[AVAILABLE DATA]

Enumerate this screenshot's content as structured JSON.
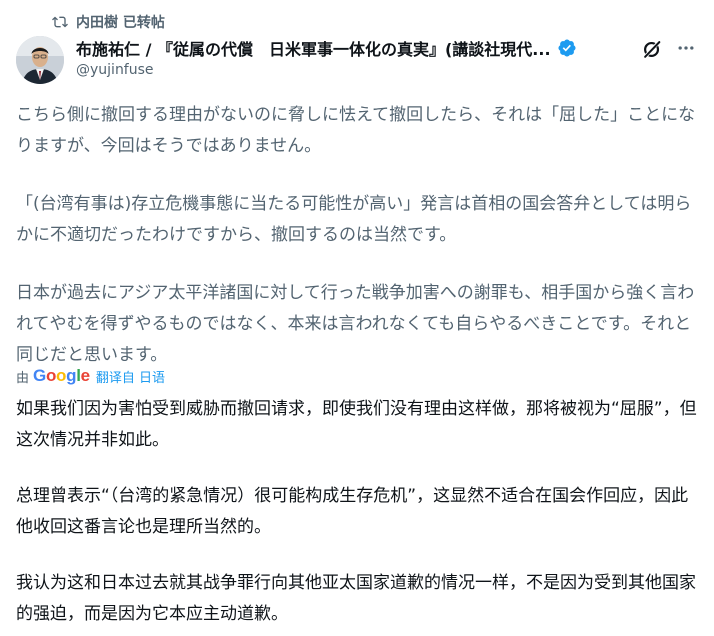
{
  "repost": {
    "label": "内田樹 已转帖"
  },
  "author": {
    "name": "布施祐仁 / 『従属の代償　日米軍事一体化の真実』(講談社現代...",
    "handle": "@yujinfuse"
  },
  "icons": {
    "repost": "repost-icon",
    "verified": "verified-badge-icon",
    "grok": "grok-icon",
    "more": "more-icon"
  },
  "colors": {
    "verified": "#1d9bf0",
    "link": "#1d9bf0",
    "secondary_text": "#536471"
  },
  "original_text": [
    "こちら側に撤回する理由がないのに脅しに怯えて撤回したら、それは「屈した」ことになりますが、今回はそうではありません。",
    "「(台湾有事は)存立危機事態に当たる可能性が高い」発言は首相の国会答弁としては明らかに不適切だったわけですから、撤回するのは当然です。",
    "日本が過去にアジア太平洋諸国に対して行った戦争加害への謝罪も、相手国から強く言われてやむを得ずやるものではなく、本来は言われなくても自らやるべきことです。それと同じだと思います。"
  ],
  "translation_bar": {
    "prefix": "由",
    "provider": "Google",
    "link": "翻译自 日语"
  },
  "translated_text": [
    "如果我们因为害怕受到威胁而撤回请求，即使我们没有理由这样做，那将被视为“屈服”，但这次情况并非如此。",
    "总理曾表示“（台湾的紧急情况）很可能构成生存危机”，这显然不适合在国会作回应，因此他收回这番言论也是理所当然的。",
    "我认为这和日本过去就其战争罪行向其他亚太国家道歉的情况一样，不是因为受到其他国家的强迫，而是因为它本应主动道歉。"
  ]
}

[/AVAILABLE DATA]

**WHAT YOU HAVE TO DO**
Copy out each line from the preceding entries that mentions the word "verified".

**YOUR RESPONSE**
    "verified": "verified-badge-icon",
    "verified": "#1d9bf0",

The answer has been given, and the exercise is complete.